→ EXERCISE GOAL: Each record below must be retyped exactly, with nothing left out.
>>
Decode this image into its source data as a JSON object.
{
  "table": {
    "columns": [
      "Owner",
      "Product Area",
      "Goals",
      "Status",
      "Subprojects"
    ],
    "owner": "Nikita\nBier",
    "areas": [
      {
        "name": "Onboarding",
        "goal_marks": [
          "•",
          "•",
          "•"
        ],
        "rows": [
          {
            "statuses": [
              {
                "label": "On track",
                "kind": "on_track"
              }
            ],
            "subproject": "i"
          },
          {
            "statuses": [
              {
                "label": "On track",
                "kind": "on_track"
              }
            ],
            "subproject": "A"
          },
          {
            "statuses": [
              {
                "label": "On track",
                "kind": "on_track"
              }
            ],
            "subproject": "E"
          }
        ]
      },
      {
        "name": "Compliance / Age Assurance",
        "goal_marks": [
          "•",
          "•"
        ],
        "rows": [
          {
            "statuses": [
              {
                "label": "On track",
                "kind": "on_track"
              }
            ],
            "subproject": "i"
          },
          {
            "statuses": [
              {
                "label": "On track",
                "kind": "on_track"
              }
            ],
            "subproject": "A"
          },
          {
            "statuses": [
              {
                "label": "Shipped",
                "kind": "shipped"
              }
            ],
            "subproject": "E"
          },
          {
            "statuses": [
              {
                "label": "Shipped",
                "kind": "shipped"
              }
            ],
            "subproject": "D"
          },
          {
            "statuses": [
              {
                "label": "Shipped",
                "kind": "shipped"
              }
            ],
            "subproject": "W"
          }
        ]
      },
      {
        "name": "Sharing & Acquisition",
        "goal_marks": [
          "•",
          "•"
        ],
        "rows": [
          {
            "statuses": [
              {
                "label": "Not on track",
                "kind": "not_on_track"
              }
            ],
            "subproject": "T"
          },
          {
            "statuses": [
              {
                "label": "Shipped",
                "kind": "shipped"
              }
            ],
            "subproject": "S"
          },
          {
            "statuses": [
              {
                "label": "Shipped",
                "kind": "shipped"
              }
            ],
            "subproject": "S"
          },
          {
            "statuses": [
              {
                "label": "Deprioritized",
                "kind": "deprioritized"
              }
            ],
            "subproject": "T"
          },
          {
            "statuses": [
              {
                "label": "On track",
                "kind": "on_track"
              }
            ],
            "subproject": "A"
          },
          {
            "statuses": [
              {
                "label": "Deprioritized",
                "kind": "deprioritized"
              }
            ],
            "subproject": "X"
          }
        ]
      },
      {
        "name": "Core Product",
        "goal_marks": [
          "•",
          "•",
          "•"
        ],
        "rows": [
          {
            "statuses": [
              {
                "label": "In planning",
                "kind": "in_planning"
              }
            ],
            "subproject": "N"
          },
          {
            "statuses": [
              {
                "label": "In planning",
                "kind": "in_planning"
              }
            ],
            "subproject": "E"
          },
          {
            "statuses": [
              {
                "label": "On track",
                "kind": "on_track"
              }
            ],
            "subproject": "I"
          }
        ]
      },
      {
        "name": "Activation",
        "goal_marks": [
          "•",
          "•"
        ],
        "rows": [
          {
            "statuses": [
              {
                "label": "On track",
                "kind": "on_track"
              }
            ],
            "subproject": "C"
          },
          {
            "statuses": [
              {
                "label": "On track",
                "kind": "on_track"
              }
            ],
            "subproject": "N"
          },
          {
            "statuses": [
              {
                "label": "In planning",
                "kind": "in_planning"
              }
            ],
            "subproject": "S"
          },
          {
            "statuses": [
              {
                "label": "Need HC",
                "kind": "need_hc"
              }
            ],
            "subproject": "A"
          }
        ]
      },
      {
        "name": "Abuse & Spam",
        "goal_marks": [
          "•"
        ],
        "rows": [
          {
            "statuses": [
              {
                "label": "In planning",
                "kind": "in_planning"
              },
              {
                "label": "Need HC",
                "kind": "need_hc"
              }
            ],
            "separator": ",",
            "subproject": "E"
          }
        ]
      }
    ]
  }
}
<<
→ SOLUTION TO THE EXERCISE:
Decode this image into its source data as a JSON object.
{
  "table": {
    "columns": [
      "Owner",
      "Product Area",
      "Goals",
      "Status",
      "Subprojects"
    ],
    "owner": "Nikita\nBier",
    "areas": [
      {
        "name": "Onboarding",
        "goal_marks": [
          "•",
          "•",
          "•"
        ],
        "rows": [
          {
            "statuses": [
              {
                "label": "On track",
                "kind": "on_track"
              }
            ],
            "subproject": "i"
          },
          {
            "statuses": [
              {
                "label": "On track",
                "kind": "on_track"
              }
            ],
            "subproject": "A"
          },
          {
            "statuses": [
              {
                "label": "On track",
                "kind": "on_track"
              }
            ],
            "subproject": "E"
          }
        ]
      },
      {
        "name": "Compliance / Age Assurance",
        "goal_marks": [
          "•",
          "•"
        ],
        "rows": [
          {
            "statuses": [
              {
                "label": "On track",
                "kind": "on_track"
              }
            ],
            "subproject": "i"
          },
          {
            "statuses": [
              {
                "label": "On track",
                "kind": "on_track"
              }
            ],
            "subproject": "A"
          },
          {
            "statuses": [
              {
                "label": "Shipped",
                "kind": "shipped"
              }
            ],
            "subproject": "E"
          },
          {
            "statuses": [
              {
                "label": "Shipped",
                "kind": "shipped"
              }
            ],
            "subproject": "D"
          },
          {
            "statuses": [
              {
                "label": "Shipped",
                "kind": "shipped"
              }
            ],
            "subproject": "W"
          }
        ]
      },
      {
        "name": "Sharing & Acquisition",
        "goal_marks": [
          "•",
          "•"
        ],
        "rows": [
          {
            "statuses": [
              {
                "label": "Not on track",
                "kind": "not_on_track"
              }
            ],
            "subproject": "T"
          },
          {
            "statuses": [
              {
                "label": "Shipped",
                "kind": "shipped"
              }
            ],
            "subproject": "S"
          },
          {
            "statuses": [
              {
                "label": "Shipped",
                "kind": "shipped"
              }
            ],
            "subproject": "S"
          },
          {
            "statuses": [
              {
                "label": "Deprioritized",
                "kind": "deprioritized"
              }
            ],
            "subproject": "T"
          },
          {
            "statuses": [
              {
                "label": "On track",
                "kind": "on_track"
              }
            ],
            "subproject": "A"
          },
          {
            "statuses": [
              {
                "label": "Deprioritized",
                "kind": "deprioritized"
              }
            ],
            "subproject": "X"
          }
        ]
      },
      {
        "name": "Core Product",
        "goal_marks": [
          "•",
          "•",
          "•"
        ],
        "rows": [
          {
            "statuses": [
              {
                "label": "In planning",
                "kind": "in_planning"
              }
            ],
            "subproject": "N"
          },
          {
            "statuses": [
              {
                "label": "In planning",
                "kind": "in_planning"
              }
            ],
            "subproject": "E"
          },
          {
            "statuses": [
              {
                "label": "On track",
                "kind": "on_track"
              }
            ],
            "subproject": "I"
          }
        ]
      },
      {
        "name": "Activation",
        "goal_marks": [
          "•",
          "•"
        ],
        "rows": [
          {
            "statuses": [
              {
                "label": "On track",
                "kind": "on_track"
              }
            ],
            "subproject": "C"
          },
          {
            "statuses": [
              {
                "label": "On track",
                "kind": "on_track"
              }
            ],
            "subproject": "N"
          },
          {
            "statuses": [
              {
                "label": "In planning",
                "kind": "in_planning"
              }
            ],
            "subproject": "S"
          },
          {
            "statuses": [
              {
                "label": "Need HC",
                "kind": "need_hc"
              }
            ],
            "subproject": "A"
          }
        ]
      },
      {
        "name": "Abuse & Spam",
        "goal_marks": [
          "•"
        ],
        "rows": [
          {
            "statuses": [
              {
                "label": "In planning",
                "kind": "in_planning"
              },
              {
                "label": "Need HC",
                "kind": "need_hc"
              }
            ],
            "separator": ",",
            "subproject": "E"
          }
        ]
      }
    ]
  }
}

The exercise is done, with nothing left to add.